### Task data

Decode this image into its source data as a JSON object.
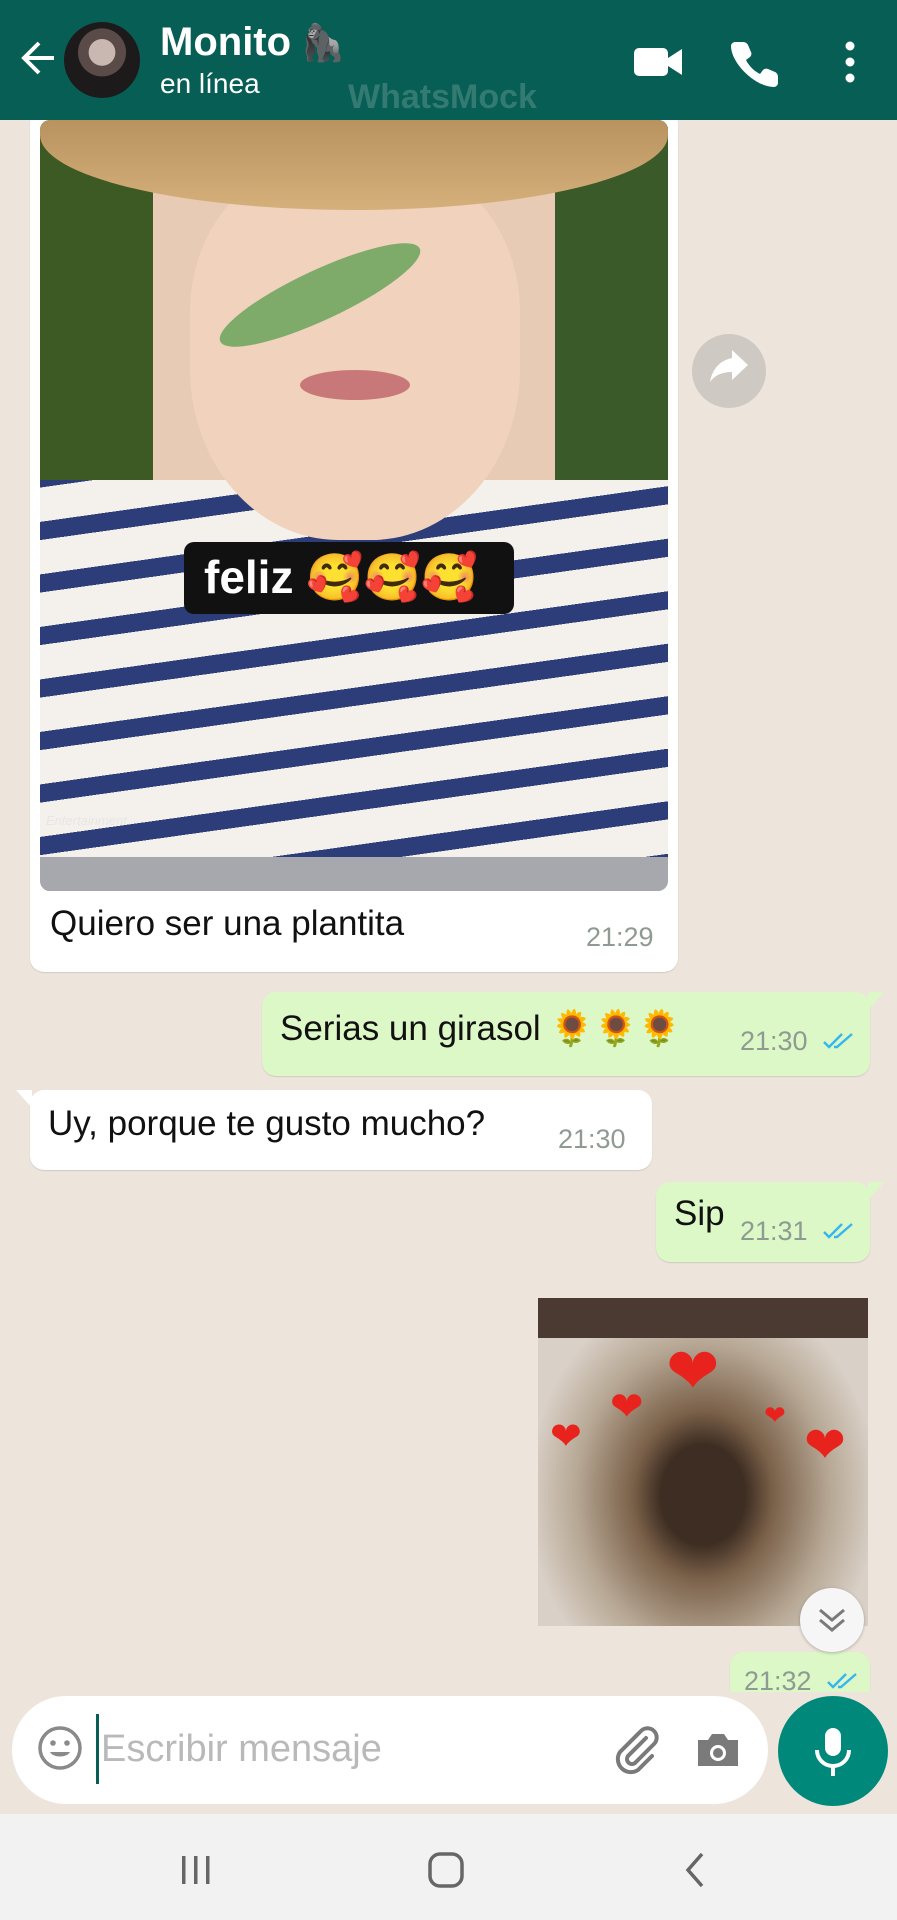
{
  "header": {
    "contact_name": "Monito",
    "contact_emoji": "🦍",
    "status": "en línea",
    "watermark": "WhatsMock",
    "icons": [
      "back-arrow-icon",
      "video-call-icon",
      "phone-call-icon",
      "more-options-icon"
    ],
    "color": "#075e54"
  },
  "messages": [
    {
      "direction": "incoming",
      "type": "image",
      "image_caption_overlay": "feliz 🥰🥰🥰",
      "image_watermark": "Entertainment",
      "text": "Quiero ser una plantita",
      "time": "21:29"
    },
    {
      "direction": "outgoing",
      "type": "text",
      "text": "Serias un girasol 🌻🌻🌻",
      "time": "21:30",
      "status": "read"
    },
    {
      "direction": "incoming",
      "type": "text",
      "text": "Uy, porque te gusto mucho?",
      "time": "21:30"
    },
    {
      "direction": "outgoing",
      "type": "text",
      "text": "Sip",
      "time": "21:31",
      "status": "read"
    },
    {
      "direction": "outgoing",
      "type": "sticker",
      "time": "21:32",
      "status": "read"
    }
  ],
  "input": {
    "placeholder": "Escribir mensaje",
    "value": ""
  },
  "colors": {
    "chat_background": "#ede5dc",
    "outgoing_bubble": "#dcf8c6",
    "incoming_bubble": "#ffffff",
    "read_ticks": "#34b7f1",
    "mic_button": "#00897b"
  }
}
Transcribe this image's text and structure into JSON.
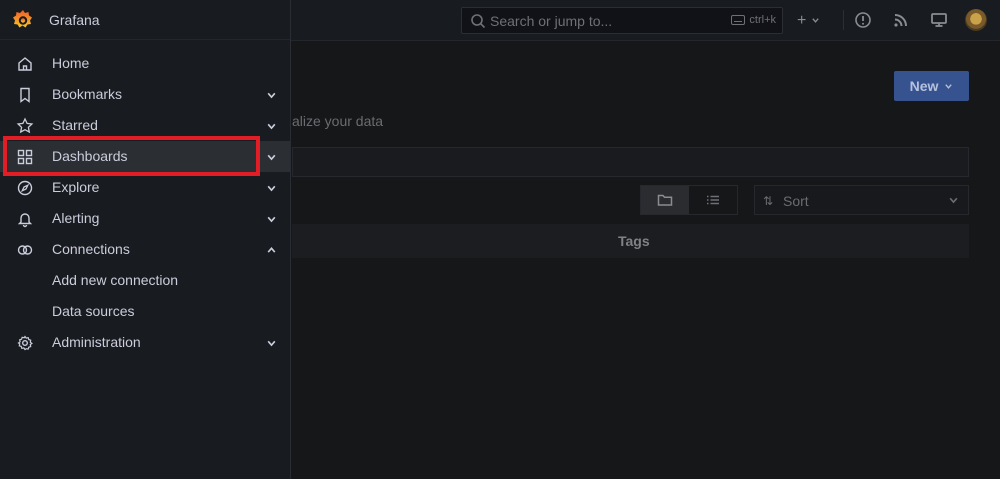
{
  "app": {
    "brand": "Grafana"
  },
  "topbar": {
    "search_placeholder": "Search or jump to...",
    "search_shortcut": "ctrl+k",
    "add_label": "+"
  },
  "page": {
    "new_button": "New",
    "subtitle_fragment": "alize your data",
    "sort_label": "Sort",
    "table_tags_header": "Tags"
  },
  "sidebar": {
    "items": [
      {
        "label": "Home",
        "icon": "home-icon",
        "chevron": ""
      },
      {
        "label": "Bookmarks",
        "icon": "bookmark-icon",
        "chevron": "down"
      },
      {
        "label": "Starred",
        "icon": "star-icon",
        "chevron": "down"
      },
      {
        "label": "Dashboards",
        "icon": "dashboards-grid-icon",
        "chevron": "down"
      },
      {
        "label": "Explore",
        "icon": "compass-icon",
        "chevron": "down"
      },
      {
        "label": "Alerting",
        "icon": "bell-icon",
        "chevron": "down"
      },
      {
        "label": "Connections",
        "icon": "connections-icon",
        "chevron": "up"
      },
      {
        "label": "Add new connection",
        "icon": "",
        "chevron": ""
      },
      {
        "label": "Data sources",
        "icon": "",
        "chevron": ""
      },
      {
        "label": "Administration",
        "icon": "gear-icon",
        "chevron": "down"
      }
    ]
  },
  "colors": {
    "highlight": "#e11d25",
    "brand_orange": "#f05a28",
    "primary_button": "#37538f"
  }
}
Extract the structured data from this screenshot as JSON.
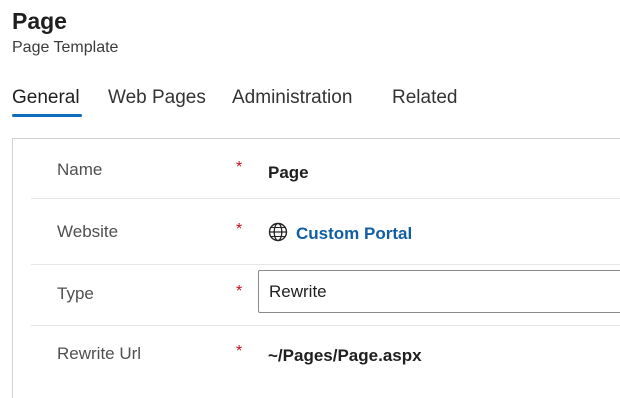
{
  "header": {
    "title": "Page",
    "subtitle": "Page Template"
  },
  "tabs": [
    {
      "label": "General",
      "active": true
    },
    {
      "label": "Web Pages",
      "active": false
    },
    {
      "label": "Administration",
      "active": false
    },
    {
      "label": "Related",
      "active": false
    }
  ],
  "form": {
    "required_marker": "*",
    "name": {
      "label": "Name",
      "value": "Page"
    },
    "website": {
      "label": "Website",
      "value": "Custom Portal",
      "icon": "globe-icon"
    },
    "type": {
      "label": "Type",
      "value": "Rewrite"
    },
    "rewrite_url": {
      "label": "Rewrite Url",
      "value": "~/Pages/Page.aspx"
    }
  },
  "colors": {
    "accent": "#0f6cbd",
    "link": "#115ea3",
    "required": "#c50f1f"
  }
}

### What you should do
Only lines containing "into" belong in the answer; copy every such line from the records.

### Answer box
Decode this image into its source data as a JSON object.
Transcribe this image's text and structure into JSON.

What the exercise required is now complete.